I imagine the despair I'm feeling right now will pass, as Obama leads this nation over the next few years. But right now, all of the hope I have in Obama remains just that - hope. I can foresee countless scenarios in which Obama is unable to achieve true progressive reform; I have no doubt he will be a better president than Bush II, and no doubt that, if given a free hand, the changes he would make in the economy, the Iraq War, health care, and our energy policy would be enormous. And I firmly believe that, without that last change, we could literally be facing the apocalypse, because if global warming isn't controlled, most of humanity will die.
But right now those future gains don't feel like much. California, unlike Massachusetts, is the progressive trend setter across the country. If Californians were ok with gay marriage, it would have been only a matter of time before most Americans realized that gay people aren't, in fact, demons bent on stealing their children. I would have expected gay marriage to be legal in Washington and Oregon in less than a decade, and for it to spread into blue state after blue state over the next few decades. I honestly believe that a victory here would have effectively ended the national debate on gay marriage, and it would have just been a matter of time. Now, with it blocked in California, I don't see gay marriage showing up in any state for decades.
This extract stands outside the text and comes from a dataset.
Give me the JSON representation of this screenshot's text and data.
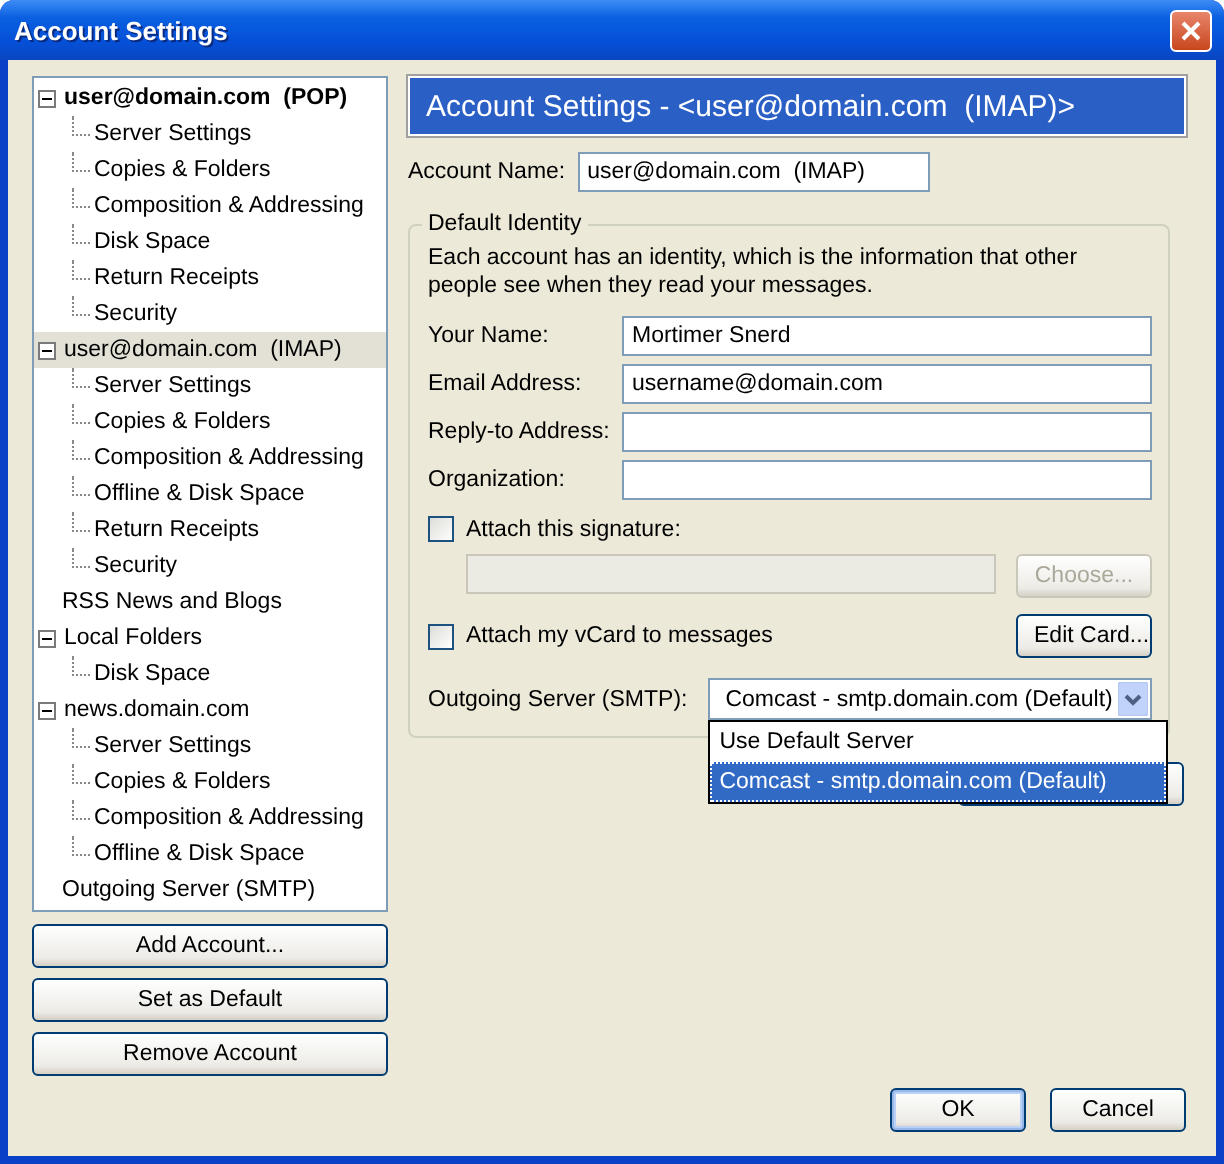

Sure, young people overwhelming supported gay marriage; when they get their chance to vote again in a generation or two, the outcome will probably be different. In the meantime, gay people will not be full adults. (I've been reading up and a number of pundits think this battle will be fought again in California within ten years. If that's the case, obviously this thing could be happening faster than I'm thinking it could)
My final point of pessimism is that, if gay marriage can't even win on the ballot in California, it's life as a wedge issue could be long. I was letting myself dream of a Republican "rump party," an increasingly irrelevant coalition of rural and elderly whites who would have to be content, over the next half a century, to dwindle from country runners to permanent minority party to mere gnats to be brushed aside. But if the Republicans can get their shit together, they can take anything Obama does to reform immigration and to push for "civil unions" and use them to leverage votes. The alternative is for an Obama presidency to be unwilling to touch contentious issues, which would be a victory for the conservatives right there, and would likely erode progressive support.
So there it is. Enjoy the Obama presidency, America - I intend to enjoy the first great political figure of my adult life, and possibly the first great one of my lifetime. But the sea change for gay rights that I saw in this country isn't coming, not any time soon.